The other hand, let’s suppose in your pension, you’ve got £70,000 in your pension and actually you’re just doing one or two sessions, pension will pay £25,000. You’ve got a massive problem because the value of your fund so far is very high. So what this has told me is that there is no single piece of advice that you can give to mitigate this tax charge. Every single case is going to need to be looked at on its own merits. And actually, when I was thinking about this last night, what this proves is it is a really bad tax. And actually, if it’s a bad tax, then someone should be making a fuss about the fact that it’s a bad tax.
So I’m not talking about a Zealots Revolt or the Boston Tea Party, all of which were bad tax policies, but this is clearly a bad policy and it needs to be corrected. And in fact, if you look at the following year, when CPI would hopefully be falling because we’ve got control over our economy and inflation, it saved 5% in September, 23, and this is probably not a great example, let’s say £100,000 of earnings, there’s only growth of £30,000 with this person with £70,000 in their scheme and £100,000 worth of earnings, so no problem in this year. Massive problem in last year.

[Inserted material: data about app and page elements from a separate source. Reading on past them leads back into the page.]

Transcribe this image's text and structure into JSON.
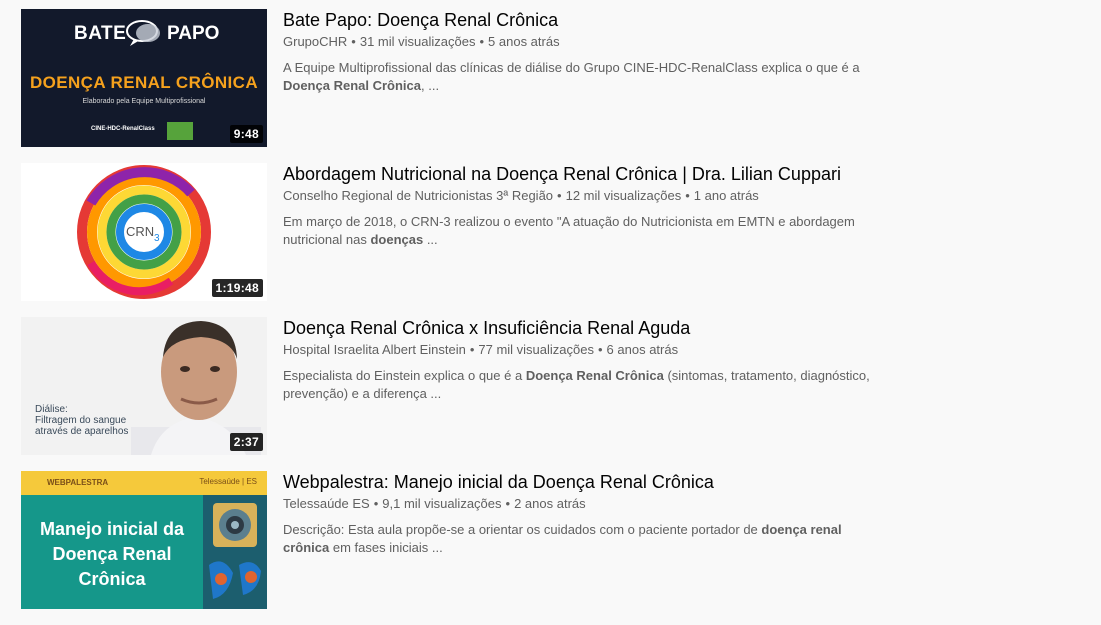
{
  "videos": [
    {
      "title": "Bate Papo: Doença Renal Crônica",
      "channel": "GrupoCHR",
      "views": "31 mil visualizações",
      "age": "5 anos atrás",
      "desc_before": "A Equipe Multiprofissional das clínicas de diálise do Grupo CINE-HDC-RenalClass explica o que é a ",
      "desc_bold": "Doença Renal Crônica",
      "desc_after": ", ...",
      "duration": "9:48",
      "thumb": {
        "brand_left": "BATE",
        "brand_right": "PAPO",
        "headline": "DOENÇA RENAL CRÔNICA",
        "sub": "Elaborado pela Equipe Multiprofissional",
        "logos": "CINE-HDC-RenalClass"
      }
    },
    {
      "title": "Abordagem Nutricional na Doença Renal Crônica | Dra. Lilian Cuppari",
      "channel": "Conselho Regional de Nutricionistas 3ª Região",
      "views": "12 mil visualizações",
      "age": "1 ano atrás",
      "desc_before": "Em março de 2018, o CRN-3 realizou o evento \"A atuação do Nutricionista em EMTN e abordagem nutricional nas ",
      "desc_bold": "doenças",
      "desc_after": " ...",
      "duration": "1:19:48",
      "thumb": {
        "logo": "CRN",
        "logo_num": "3"
      }
    },
    {
      "title": "Doença Renal Crônica x Insuficiência Renal Aguda",
      "channel": "Hospital Israelita Albert Einstein",
      "views": "77 mil visualizações",
      "age": "6 anos atrás",
      "desc_before": "Especialista do Einstein explica o que é a ",
      "desc_bold": "Doença Renal Crônica",
      "desc_after": " (sintomas, tratamento, diagnóstico, prevenção) e a diferença ...",
      "duration": "2:37",
      "thumb": {
        "caption1": "Diálise:",
        "caption2": "Filtragem do sangue",
        "caption3": "através de aparelhos"
      }
    },
    {
      "title": "Webpalestra: Manejo inicial da Doença Renal Crônica",
      "channel": "Telessaúde ES",
      "views": "9,1 mil visualizações",
      "age": "2 anos atrás",
      "desc_before": "Descrição: Esta aula propõe-se a orientar os cuidados com o paciente portador de ",
      "desc_bold": "doença renal crônica",
      "desc_after": " em fases iniciais ...",
      "duration": "",
      "thumb": {
        "top_left": "WEBPALESTRA",
        "top_right": "Telessaúde | ES",
        "line1": "Manejo inicial da",
        "line2": "Doença Renal",
        "line3": "Crônica"
      }
    }
  ],
  "colors": {
    "background": "#f9f9f9",
    "meta": "#606060",
    "title": "#030303"
  }
}
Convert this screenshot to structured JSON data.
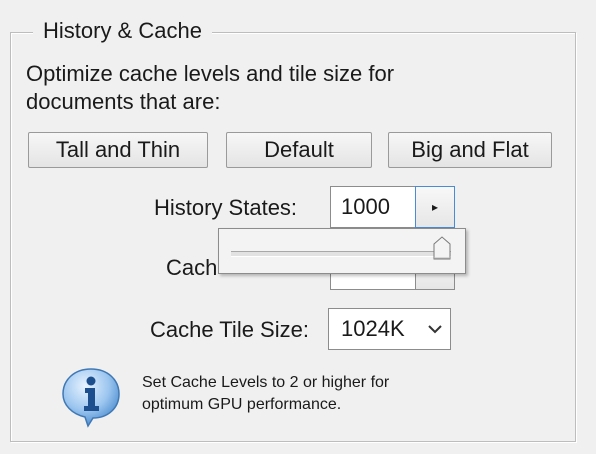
{
  "group": {
    "title": "History & Cache"
  },
  "description": {
    "line1": "Optimize cache levels and tile size for",
    "line2": "documents that are:"
  },
  "presets": {
    "tall_and_thin": "Tall and Thin",
    "default": "Default",
    "big_and_flat": "Big and Flat"
  },
  "history_states": {
    "label": "History States:",
    "value": "1000",
    "arrow_glyph": "▸",
    "slider_fraction": 1.0
  },
  "cache_levels": {
    "label_visible": "Cach"
  },
  "cache_tile_size": {
    "label": "Cache Tile Size:",
    "value": "1024K",
    "chevron_glyph": "⌵"
  },
  "info": {
    "icon": "info-icon",
    "line1": "Set Cache Levels to 2 or higher for",
    "line2": "optimum GPU performance."
  }
}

So the thing to do, I think, is to know where you are. In our pension report, which I’m going to show you very quickly, which these are just extracts from it, which we have worked with this company MediFintech to produce. It will give you a summary of your pension and your allowance with a lot of information and perhaps that’s a good place to start to determine what it is that you’re going to need to do to make plans. Lastly, I thought I’d just talk about this case that came up and I think I mentioned in one of my previous broadcasts. Accountancy is not a regulated profession, so anyone can call themselves an accountant. But you can’t call yourself a chartered accountant or a certified accountant, you have to be properly qualified to do that and just to reassure you, we are a firm of chartered accountants and what happened in this particular case was that this accountant offered his services to people working on the North Sea Oil rigs and he prepared their tax returns for them and he made all kinds of claims for investments that they hadn’t made and had arranged for any tax refunds to come back to him, which they did, which he pocketed and he has now, of course, been arrested, but the taxpayers who had these returns prepared for them were responsible, of course, because they signed those tax returns saying they were responsible and they’re having to get out of a bit of a hole now with HMRC.

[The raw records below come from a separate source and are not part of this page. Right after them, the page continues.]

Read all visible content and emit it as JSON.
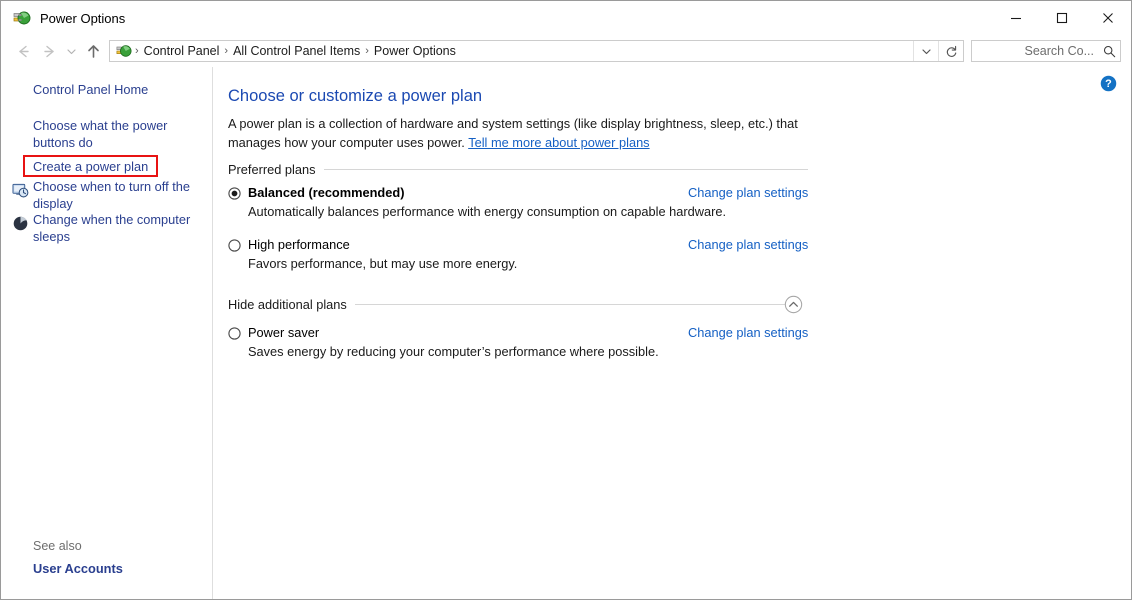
{
  "window": {
    "title": "Power Options",
    "app_icon": "power-plug-icon",
    "controls": {
      "minimize": "minimize-icon",
      "maximize": "maximize-icon",
      "close": "close-icon"
    }
  },
  "navbar": {
    "back": "back-arrow-icon",
    "forward": "forward-arrow-icon",
    "recent": "chevron-down-icon",
    "up": "up-arrow-icon",
    "breadcrumb": [
      "Control Panel",
      "All Control Panel Items",
      "Power Options"
    ],
    "separator": "›",
    "dropdown": "chevron-down-icon",
    "refresh": "refresh-icon",
    "search": {
      "value": "Search Co...",
      "placeholder": "Search Control Panel",
      "icon": "search-icon"
    }
  },
  "sidebar": {
    "items": [
      {
        "label": "Control Panel Home",
        "icon": null
      },
      {
        "label": "Choose what the power buttons do",
        "icon": null
      },
      {
        "label": "Create a power plan",
        "icon": null,
        "highlighted": true
      },
      {
        "label": "Choose when to turn off the display",
        "icon": "display-clock-icon"
      },
      {
        "label": "Change when the computer sleeps",
        "icon": "sleep-moon-icon"
      }
    ],
    "see_also": {
      "label": "See also",
      "links": [
        "User Accounts"
      ]
    }
  },
  "main": {
    "help_icon": "help-question-icon",
    "title": "Choose or customize a power plan",
    "intro_before": "A power plan is a collection of hardware and system settings (like display brightness, sleep, etc.) that manages how your computer uses power. ",
    "intro_link": "Tell me more about power plans",
    "groups": [
      {
        "name": "preferred-plans",
        "label": "Preferred plans",
        "collapse_icon": null,
        "plans": [
          {
            "name": "Balanced (recommended)",
            "selected": true,
            "bold": true,
            "description": "Automatically balances performance with energy consumption on capable hardware.",
            "link": "Change plan settings"
          },
          {
            "name": "High performance",
            "selected": false,
            "bold": false,
            "description": "Favors performance, but may use more energy.",
            "link": "Change plan settings"
          }
        ]
      },
      {
        "name": "additional-plans",
        "label": "Hide additional plans",
        "collapse_icon": "chevron-up-circle-icon",
        "plans": [
          {
            "name": "Power saver",
            "selected": false,
            "bold": false,
            "description": "Saves energy by reducing your computer’s performance where possible.",
            "link": "Change plan settings"
          }
        ]
      }
    ]
  },
  "colors": {
    "heading_blue": "#1b49b2",
    "link_blue": "#1560c4",
    "sidebar_link": "#2a3f8f",
    "highlight_red": "#e81313",
    "help_blue": "#1472c4"
  }
}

So, just a word of warning. If you’re not a client of Ramsey Brown and you’re not sure your account is properly qualified, it would be a good idea to check. That’s the end of this month’s broadcast. I hope you found it useful. If you got anything you want to ask us about or talk to us about, then our details are on this report and you’re more than welcome to contact us. For now, I’ll say goodbye.